- Data for processing:
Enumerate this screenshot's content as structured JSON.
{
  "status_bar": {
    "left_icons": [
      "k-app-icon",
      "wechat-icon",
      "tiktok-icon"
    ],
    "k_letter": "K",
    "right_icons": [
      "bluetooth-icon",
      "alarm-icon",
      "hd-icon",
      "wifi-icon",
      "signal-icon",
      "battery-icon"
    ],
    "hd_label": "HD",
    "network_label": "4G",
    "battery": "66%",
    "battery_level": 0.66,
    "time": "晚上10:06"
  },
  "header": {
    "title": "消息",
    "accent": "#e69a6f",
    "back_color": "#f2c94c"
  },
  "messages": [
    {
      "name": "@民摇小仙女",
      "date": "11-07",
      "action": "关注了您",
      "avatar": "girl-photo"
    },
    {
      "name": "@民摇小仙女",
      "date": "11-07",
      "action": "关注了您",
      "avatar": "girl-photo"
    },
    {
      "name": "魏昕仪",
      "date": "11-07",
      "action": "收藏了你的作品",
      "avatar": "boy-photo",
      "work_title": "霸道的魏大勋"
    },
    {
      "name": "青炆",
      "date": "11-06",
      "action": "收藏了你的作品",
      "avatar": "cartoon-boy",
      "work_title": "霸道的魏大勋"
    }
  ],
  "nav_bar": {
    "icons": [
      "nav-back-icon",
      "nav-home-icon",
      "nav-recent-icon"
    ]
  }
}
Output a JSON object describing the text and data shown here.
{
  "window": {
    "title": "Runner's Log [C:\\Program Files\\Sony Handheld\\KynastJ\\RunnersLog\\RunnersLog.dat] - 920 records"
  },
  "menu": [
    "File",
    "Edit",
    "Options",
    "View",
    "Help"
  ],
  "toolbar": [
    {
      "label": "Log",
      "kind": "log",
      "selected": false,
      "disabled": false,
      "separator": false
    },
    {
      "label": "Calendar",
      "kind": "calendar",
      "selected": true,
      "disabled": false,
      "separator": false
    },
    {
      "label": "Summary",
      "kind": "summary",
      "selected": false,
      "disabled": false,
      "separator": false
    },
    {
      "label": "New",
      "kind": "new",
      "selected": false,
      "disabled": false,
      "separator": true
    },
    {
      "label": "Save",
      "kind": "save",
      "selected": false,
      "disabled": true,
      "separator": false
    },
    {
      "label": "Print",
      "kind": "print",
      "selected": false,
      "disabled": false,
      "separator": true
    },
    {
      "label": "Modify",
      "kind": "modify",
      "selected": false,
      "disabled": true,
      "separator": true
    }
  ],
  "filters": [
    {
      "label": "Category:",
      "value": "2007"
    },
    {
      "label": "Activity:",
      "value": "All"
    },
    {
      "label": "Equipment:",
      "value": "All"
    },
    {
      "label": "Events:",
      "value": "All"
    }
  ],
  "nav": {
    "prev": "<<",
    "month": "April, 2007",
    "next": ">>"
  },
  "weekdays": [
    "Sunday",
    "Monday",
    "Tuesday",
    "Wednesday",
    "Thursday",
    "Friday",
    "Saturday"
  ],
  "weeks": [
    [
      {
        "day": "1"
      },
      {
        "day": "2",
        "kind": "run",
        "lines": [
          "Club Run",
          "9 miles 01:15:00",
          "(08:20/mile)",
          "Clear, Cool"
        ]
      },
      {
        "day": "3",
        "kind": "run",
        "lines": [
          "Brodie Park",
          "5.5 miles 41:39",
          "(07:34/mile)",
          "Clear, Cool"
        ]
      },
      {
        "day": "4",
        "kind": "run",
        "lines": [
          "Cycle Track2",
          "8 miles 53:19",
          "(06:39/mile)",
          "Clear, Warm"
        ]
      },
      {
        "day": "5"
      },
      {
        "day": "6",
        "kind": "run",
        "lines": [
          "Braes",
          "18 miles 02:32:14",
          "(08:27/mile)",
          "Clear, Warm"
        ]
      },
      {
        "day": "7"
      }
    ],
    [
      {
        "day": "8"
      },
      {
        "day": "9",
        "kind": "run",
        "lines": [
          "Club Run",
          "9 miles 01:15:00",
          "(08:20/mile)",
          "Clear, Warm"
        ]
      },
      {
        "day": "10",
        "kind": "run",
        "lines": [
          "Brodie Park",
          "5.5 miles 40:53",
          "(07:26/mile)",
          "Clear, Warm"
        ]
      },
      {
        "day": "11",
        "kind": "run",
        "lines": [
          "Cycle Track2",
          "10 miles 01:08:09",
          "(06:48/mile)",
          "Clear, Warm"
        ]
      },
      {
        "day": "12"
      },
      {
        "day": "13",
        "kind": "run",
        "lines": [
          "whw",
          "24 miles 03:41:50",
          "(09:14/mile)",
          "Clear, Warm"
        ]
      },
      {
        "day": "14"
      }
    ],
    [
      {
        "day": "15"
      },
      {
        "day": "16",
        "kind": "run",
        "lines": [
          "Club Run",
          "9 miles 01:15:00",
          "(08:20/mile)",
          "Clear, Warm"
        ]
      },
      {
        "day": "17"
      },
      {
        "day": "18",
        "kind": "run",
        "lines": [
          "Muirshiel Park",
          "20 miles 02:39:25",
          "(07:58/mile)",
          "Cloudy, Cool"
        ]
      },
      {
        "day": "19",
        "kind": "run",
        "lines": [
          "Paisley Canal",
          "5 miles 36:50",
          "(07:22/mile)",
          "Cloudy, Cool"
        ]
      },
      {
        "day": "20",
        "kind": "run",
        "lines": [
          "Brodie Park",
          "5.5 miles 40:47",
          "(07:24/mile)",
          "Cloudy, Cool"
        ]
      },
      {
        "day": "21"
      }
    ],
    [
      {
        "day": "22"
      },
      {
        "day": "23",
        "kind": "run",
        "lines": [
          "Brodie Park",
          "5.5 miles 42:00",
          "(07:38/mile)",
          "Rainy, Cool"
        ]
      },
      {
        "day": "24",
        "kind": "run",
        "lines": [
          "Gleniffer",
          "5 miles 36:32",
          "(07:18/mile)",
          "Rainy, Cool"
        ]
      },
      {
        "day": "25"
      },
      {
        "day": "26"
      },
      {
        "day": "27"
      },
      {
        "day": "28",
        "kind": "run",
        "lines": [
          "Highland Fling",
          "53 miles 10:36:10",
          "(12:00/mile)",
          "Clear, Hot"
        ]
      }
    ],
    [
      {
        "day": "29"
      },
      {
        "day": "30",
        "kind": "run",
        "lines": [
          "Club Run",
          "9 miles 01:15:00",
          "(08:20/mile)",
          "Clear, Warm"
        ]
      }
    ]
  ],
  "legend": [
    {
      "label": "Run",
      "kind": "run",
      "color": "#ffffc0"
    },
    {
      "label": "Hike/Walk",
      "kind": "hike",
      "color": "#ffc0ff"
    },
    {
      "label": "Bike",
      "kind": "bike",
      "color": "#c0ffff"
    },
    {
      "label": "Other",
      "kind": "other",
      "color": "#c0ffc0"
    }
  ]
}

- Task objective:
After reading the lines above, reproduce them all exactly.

- Answer box:
Enumerate this screenshot's content as structured JSON.
{
  "status_bar": {
    "left_icons": [
      "k-app-icon",
      "wechat-icon",
      "tiktok-icon"
    ],
    "k_letter": "K",
    "right_icons": [
      "bluetooth-icon",
      "alarm-icon",
      "hd-icon",
      "wifi-icon",
      "signal-icon",
      "battery-icon"
    ],
    "hd_label": "HD",
    "network_label": "4G",
    "battery": "66%",
    "battery_level": 0.66,
    "time": "晚上10:06"
  },
  "header": {
    "title": "消息",
    "accent": "#e69a6f",
    "back_color": "#f2c94c"
  },
  "messages": [
    {
      "name": "@民摇小仙女",
      "date": "11-07",
      "action": "关注了您",
      "avatar": "girl-photo"
    },
    {
      "name": "@民摇小仙女",
      "date": "11-07",
      "action": "关注了您",
      "avatar": "girl-photo"
    },
    {
      "name": "魏昕仪",
      "date": "11-07",
      "action": "收藏了你的作品",
      "avatar": "boy-photo",
      "work_title": "霸道的魏大勋"
    },
    {
      "name": "青炆",
      "date": "11-06",
      "action": "收藏了你的作品",
      "avatar": "cartoon-boy",
      "work_title": "霸道的魏大勋"
    }
  ],
  "nav_bar": {
    "icons": [
      "nav-back-icon",
      "nav-home-icon",
      "nav-recent-icon"
    ]
  }
}
Output a JSON object describing the text and data shown here.
{
  "window": {
    "title": "Runner's Log [C:\\Program Files\\Sony Handheld\\KynastJ\\RunnersLog\\RunnersLog.dat] - 920 records"
  },
  "menu": [
    "File",
    "Edit",
    "Options",
    "View",
    "Help"
  ],
  "toolbar": [
    {
      "label": "Log",
      "kind": "log",
      "selected": false,
      "disabled": false,
      "separator": false
    },
    {
      "label": "Calendar",
      "kind": "calendar",
      "selected": true,
      "disabled": false,
      "separator": false
    },
    {
      "label": "Summary",
      "kind": "summary",
      "selected": false,
      "disabled": false,
      "separator": false
    },
    {
      "label": "New",
      "kind": "new",
      "selected": false,
      "disabled": false,
      "separator": true
    },
    {
      "label": "Save",
      "kind": "save",
      "selected": false,
      "disabled": true,
      "separator": false
    },
    {
      "label": "Print",
      "kind": "print",
      "selected": false,
      "disabled": false,
      "separator": true
    },
    {
      "label": "Modify",
      "kind": "modify",
      "selected": false,
      "disabled": true,
      "separator": true
    }
  ],
  "filters": [
    {
      "label": "Category:",
      "value": "2007"
    },
    {
      "label": "Activity:",
      "value": "All"
    },
    {
      "label": "Equipment:",
      "value": "All"
    },
    {
      "label": "Events:",
      "value": "All"
    }
  ],
  "nav": {
    "prev": "<<",
    "month": "April, 2007",
    "next": ">>"
  },
  "weekdays": [
    "Sunday",
    "Monday",
    "Tuesday",
    "Wednesday",
    "Thursday",
    "Friday",
    "Saturday"
  ],
  "weeks": [
    [
      {
        "day": "1"
      },
      {
        "day": "2",
        "kind": "run",
        "lines": [
          "Club Run",
          "9 miles 01:15:00",
          "(08:20/mile)",
          "Clear, Cool"
        ]
      },
      {
        "day": "3",
        "kind": "run",
        "lines": [
          "Brodie Park",
          "5.5 miles 41:39",
          "(07:34/mile)",
          "Clear, Cool"
        ]
      },
      {
        "day": "4",
        "kind": "run",
        "lines": [
          "Cycle Track2",
          "8 miles 53:19",
          "(06:39/mile)",
          "Clear, Warm"
        ]
      },
      {
        "day": "5"
      },
      {
        "day": "6",
        "kind": "run",
        "lines": [
          "Braes",
          "18 miles 02:32:14",
          "(08:27/mile)",
          "Clear, Warm"
        ]
      },
      {
        "day": "7"
      }
    ],
    [
      {
        "day": "8"
      },
      {
        "day": "9",
        "kind": "run",
        "lines": [
          "Club Run",
          "9 miles 01:15:00",
          "(08:20/mile)",
          "Clear, Warm"
        ]
      },
      {
        "day": "10",
        "kind": "run",
        "lines": [
          "Brodie Park",
          "5.5 miles 40:53",
          "(07:26/mile)",
          "Clear, Warm"
        ]
      },
      {
        "day": "11",
        "kind": "run",
        "lines": [
          "Cycle Track2",
          "10 miles 01:08:09",
          "(06:48/mile)",
          "Clear, Warm"
        ]
      },
      {
        "day": "12"
      },
      {
        "day": "13",
        "kind": "run",
        "lines": [
          "whw",
          "24 miles 03:41:50",
          "(09:14/mile)",
          "Clear, Warm"
        ]
      },
      {
        "day": "14"
      }
    ],
    [
      {
        "day": "15"
      },
      {
        "day": "16",
        "kind": "run",
        "lines": [
          "Club Run",
          "9 miles 01:15:00",
          "(08:20/mile)",
          "Clear, Warm"
        ]
      },
      {
        "day": "17"
      },
      {
        "day": "18",
        "kind": "run",
        "lines": [
          "Muirshiel Park",
          "20 miles 02:39:25",
          "(07:58/mile)",
          "Cloudy, Cool"
        ]
      },
      {
        "day": "19",
        "kind": "run",
        "lines": [
          "Paisley Canal",
          "5 miles 36:50",
          "(07:22/mile)",
          "Cloudy, Cool"
        ]
      },
      {
        "day": "20",
        "kind": "run",
        "lines": [
          "Brodie Park",
          "5.5 miles 40:47",
          "(07:24/mile)",
          "Cloudy, Cool"
        ]
      },
      {
        "day": "21"
      }
    ],
    [
      {
        "day": "22"
      },
      {
        "day": "23",
        "kind": "run",
        "lines": [
          "Brodie Park",
          "5.5 miles 42:00",
          "(07:38/mile)",
          "Rainy, Cool"
        ]
      },
      {
        "day": "24",
        "kind": "run",
        "lines": [
          "Gleniffer",
          "5 miles 36:32",
          "(07:18/mile)",
          "Rainy, Cool"
        ]
      },
      {
        "day": "25"
      },
      {
        "day": "26"
      },
      {
        "day": "27"
      },
      {
        "day": "28",
        "kind": "run",
        "lines": [
          "Highland Fling",
          "53 miles 10:36:10",
          "(12:00/mile)",
          "Clear, Hot"
        ]
      }
    ],
    [
      {
        "day": "29"
      },
      {
        "day": "30",
        "kind": "run",
        "lines": [
          "Club Run",
          "9 miles 01:15:00",
          "(08:20/mile)",
          "Clear, Warm"
        ]
      }
    ]
  ],
  "legend": [
    {
      "label": "Run",
      "kind": "run",
      "color": "#ffffc0"
    },
    {
      "label": "Hike/Walk",
      "kind": "hike",
      "color": "#ffc0ff"
    },
    {
      "label": "Bike",
      "kind": "bike",
      "color": "#c0ffff"
    },
    {
      "label": "Other",
      "kind": "other",
      "color": "#c0ffc0"
    }
  ]
}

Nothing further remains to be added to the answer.